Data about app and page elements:
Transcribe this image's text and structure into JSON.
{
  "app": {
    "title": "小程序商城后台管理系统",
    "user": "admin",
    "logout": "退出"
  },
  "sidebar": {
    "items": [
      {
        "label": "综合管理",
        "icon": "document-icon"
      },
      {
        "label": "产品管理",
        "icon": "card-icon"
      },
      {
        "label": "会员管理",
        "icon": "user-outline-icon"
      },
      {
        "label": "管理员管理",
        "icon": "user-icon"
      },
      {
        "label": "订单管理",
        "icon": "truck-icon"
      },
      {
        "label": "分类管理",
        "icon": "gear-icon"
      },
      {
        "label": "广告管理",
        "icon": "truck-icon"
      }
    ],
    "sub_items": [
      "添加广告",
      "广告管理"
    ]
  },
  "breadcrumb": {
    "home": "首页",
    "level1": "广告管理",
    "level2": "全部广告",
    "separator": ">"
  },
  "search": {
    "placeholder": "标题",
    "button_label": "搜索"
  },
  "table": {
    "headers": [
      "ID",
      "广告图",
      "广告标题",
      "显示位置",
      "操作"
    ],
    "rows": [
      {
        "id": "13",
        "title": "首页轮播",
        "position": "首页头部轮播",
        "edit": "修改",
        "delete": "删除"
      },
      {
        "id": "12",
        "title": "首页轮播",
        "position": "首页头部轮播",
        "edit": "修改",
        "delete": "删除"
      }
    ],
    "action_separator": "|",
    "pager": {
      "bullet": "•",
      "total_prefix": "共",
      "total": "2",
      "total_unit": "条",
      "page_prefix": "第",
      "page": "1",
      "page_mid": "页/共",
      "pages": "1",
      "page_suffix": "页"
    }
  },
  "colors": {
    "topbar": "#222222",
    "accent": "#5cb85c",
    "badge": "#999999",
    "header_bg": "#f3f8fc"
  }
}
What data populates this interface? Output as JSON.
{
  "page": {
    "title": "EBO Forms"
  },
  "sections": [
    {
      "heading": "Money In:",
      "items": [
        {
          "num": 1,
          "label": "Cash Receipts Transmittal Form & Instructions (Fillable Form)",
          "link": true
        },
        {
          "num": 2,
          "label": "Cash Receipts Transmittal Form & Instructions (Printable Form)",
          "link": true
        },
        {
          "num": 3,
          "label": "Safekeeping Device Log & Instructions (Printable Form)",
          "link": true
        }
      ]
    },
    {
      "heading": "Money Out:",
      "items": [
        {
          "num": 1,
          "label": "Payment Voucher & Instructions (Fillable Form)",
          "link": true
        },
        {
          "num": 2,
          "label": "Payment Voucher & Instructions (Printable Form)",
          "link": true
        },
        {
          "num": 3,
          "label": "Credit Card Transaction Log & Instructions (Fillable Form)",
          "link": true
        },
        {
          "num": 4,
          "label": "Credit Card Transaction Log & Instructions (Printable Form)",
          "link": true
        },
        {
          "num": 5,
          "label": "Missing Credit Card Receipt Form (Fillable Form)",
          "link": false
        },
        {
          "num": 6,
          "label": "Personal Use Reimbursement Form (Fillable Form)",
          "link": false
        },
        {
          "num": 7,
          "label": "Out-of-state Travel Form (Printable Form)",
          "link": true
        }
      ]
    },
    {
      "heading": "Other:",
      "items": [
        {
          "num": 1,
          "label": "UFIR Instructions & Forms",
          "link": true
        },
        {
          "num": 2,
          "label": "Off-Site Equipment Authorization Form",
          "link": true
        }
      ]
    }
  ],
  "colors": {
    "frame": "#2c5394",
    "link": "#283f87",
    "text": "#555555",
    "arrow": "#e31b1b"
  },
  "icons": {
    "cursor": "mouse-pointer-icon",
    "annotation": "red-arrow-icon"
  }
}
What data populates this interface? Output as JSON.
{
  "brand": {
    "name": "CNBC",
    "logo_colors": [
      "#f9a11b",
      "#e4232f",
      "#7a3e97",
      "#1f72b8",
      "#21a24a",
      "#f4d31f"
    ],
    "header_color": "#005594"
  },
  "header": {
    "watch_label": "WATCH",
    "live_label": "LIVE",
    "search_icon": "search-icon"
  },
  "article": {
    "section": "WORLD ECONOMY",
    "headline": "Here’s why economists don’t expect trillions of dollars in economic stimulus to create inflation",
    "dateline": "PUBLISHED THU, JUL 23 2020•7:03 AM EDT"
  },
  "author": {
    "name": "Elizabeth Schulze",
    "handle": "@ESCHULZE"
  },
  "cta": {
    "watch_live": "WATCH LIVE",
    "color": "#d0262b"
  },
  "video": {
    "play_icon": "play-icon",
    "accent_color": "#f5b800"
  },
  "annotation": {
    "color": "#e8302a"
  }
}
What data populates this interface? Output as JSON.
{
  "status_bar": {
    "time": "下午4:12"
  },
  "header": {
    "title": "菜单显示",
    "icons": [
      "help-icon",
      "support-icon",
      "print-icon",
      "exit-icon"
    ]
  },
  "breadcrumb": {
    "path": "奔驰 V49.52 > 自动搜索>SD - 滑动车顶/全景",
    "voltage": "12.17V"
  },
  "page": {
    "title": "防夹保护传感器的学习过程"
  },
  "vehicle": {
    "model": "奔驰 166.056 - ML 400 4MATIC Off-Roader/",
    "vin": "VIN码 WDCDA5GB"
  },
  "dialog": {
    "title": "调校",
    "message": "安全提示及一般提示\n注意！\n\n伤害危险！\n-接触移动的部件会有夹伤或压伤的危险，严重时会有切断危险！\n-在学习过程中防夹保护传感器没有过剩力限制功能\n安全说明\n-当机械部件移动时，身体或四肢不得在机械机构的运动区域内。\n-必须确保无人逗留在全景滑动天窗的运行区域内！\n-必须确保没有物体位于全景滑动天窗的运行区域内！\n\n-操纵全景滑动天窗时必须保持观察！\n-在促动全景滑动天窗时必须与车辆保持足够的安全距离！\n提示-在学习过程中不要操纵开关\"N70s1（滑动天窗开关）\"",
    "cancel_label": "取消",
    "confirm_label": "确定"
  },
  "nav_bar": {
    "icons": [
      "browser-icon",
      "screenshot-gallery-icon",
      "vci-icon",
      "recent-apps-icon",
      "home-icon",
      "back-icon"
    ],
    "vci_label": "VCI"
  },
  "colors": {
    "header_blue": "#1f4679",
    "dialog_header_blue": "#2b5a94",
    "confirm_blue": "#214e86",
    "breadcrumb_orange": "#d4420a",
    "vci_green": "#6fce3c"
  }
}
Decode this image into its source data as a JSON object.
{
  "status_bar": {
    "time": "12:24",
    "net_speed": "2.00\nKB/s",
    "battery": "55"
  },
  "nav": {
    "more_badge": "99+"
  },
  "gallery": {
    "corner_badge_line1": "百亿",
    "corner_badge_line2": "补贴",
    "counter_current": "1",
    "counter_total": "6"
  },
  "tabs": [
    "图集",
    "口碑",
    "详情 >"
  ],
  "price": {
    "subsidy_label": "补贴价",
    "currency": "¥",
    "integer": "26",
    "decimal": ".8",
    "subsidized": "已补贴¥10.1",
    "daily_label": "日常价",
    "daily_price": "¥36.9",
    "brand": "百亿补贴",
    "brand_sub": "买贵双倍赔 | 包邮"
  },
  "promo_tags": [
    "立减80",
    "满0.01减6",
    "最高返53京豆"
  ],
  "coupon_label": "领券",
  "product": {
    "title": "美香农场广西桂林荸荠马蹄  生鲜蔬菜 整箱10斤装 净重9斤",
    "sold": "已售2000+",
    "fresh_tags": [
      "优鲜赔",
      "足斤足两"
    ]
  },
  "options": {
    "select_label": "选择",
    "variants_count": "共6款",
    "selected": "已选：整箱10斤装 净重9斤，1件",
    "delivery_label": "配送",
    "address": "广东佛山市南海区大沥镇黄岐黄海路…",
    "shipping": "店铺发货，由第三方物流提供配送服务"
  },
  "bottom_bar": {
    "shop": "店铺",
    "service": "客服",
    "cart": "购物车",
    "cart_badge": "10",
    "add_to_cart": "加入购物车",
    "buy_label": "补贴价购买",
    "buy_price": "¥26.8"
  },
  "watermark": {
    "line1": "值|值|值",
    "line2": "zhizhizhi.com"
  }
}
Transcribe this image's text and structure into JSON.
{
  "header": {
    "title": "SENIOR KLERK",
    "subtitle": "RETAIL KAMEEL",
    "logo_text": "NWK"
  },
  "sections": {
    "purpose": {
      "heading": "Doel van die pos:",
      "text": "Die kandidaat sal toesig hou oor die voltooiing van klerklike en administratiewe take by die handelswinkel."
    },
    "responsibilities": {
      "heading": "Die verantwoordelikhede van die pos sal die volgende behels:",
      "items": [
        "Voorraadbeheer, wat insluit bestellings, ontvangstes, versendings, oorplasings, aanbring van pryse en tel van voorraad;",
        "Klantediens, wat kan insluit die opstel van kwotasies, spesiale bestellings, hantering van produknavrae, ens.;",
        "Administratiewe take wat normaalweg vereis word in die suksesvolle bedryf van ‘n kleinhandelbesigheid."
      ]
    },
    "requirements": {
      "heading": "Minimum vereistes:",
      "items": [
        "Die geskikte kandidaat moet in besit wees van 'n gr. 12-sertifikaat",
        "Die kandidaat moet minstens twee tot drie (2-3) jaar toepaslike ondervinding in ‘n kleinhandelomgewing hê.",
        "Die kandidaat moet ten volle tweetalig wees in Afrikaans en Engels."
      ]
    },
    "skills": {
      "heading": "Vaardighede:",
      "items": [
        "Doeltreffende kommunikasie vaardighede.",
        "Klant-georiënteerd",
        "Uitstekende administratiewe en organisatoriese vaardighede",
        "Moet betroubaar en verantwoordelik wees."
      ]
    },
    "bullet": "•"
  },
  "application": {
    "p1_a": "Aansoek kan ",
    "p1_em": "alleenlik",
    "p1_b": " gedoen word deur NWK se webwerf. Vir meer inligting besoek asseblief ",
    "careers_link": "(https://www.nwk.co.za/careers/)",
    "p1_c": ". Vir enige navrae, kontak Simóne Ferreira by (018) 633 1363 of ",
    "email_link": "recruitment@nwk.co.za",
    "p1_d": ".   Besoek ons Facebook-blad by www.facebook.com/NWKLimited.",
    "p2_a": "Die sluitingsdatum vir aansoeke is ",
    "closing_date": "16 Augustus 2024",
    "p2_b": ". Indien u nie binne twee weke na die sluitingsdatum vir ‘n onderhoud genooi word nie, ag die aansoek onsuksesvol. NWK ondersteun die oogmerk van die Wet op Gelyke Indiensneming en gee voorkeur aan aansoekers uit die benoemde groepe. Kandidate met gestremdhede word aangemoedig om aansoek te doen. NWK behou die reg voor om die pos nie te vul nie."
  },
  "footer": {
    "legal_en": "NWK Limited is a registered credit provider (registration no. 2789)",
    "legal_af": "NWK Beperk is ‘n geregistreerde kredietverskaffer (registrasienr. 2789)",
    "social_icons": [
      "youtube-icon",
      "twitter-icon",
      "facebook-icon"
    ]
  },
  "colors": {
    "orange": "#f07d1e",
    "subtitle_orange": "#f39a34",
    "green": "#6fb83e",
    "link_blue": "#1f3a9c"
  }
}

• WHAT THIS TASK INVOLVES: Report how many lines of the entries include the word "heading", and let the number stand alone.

• RESPONSE TO THE EXERCISE: 7